This question is designed to demonstrate how much research you’ve done on the firm as well as to see if you might be a good "fit. " To get further information about a particular firm, you should read recent press stories and visit its web site.
In conversations with hiring managers over the years, I’ve heard repeatedly that although there are a lot of great candidates out there, many don’t know how to interview effectively. I’ve also heard that there are a few common interview mistakes—like the three below—that can be fixed rather easily.
For those who are invested in such things, be they prospective students assessing which school to attend or alumni wondering how the prestige of their alma mater is faring, the new US News law rankings released on March 28. There was one extremely significant event in the ranking shifts this year, as some predicted given the changes in US News' methodology over last year.
You’ve just received word that your job is going to switch to the fully remote paradigm. That means no more travel expenses or traffic, no more rushing frenetically from place to place, and no more of the crushing outfit dilemma you’ve faced with each new day.
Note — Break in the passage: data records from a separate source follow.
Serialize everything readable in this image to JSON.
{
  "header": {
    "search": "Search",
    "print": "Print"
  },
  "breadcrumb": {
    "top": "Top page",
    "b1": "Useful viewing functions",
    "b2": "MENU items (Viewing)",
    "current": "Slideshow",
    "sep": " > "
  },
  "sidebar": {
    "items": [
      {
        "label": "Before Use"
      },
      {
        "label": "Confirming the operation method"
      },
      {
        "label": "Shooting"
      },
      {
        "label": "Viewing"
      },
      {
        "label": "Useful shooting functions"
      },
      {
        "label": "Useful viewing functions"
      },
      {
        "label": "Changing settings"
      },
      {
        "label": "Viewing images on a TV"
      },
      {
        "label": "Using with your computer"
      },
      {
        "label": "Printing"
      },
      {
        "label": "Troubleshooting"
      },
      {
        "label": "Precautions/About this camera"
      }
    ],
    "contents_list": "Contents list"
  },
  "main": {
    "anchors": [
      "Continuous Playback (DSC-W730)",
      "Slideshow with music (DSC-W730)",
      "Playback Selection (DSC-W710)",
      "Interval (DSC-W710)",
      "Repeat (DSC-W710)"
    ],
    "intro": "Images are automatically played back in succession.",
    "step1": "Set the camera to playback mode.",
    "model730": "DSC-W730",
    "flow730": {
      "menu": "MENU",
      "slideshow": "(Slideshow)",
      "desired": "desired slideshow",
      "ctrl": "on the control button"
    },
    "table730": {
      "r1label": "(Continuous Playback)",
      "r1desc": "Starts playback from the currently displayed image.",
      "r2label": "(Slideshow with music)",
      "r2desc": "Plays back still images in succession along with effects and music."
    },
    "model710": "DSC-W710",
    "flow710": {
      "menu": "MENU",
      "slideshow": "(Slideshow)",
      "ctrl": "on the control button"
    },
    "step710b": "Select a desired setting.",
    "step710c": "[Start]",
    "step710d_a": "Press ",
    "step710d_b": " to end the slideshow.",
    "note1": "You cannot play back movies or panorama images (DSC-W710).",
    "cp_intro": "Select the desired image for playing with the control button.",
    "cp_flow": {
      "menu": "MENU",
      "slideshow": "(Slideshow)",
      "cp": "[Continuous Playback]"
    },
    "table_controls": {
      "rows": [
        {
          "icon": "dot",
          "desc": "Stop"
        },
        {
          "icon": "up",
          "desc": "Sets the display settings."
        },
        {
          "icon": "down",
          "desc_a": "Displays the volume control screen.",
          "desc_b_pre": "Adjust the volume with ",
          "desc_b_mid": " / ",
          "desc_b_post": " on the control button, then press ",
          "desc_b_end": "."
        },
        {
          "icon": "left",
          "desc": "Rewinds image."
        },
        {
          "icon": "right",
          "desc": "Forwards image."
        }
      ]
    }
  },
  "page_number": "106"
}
On Friday, May 20, 2022, Vault Law will host an OCI Readiness Summit for law students looking to prepare for and find summer and other associate positions through OCI. You can register for this free informational summit here, and learn more about it below.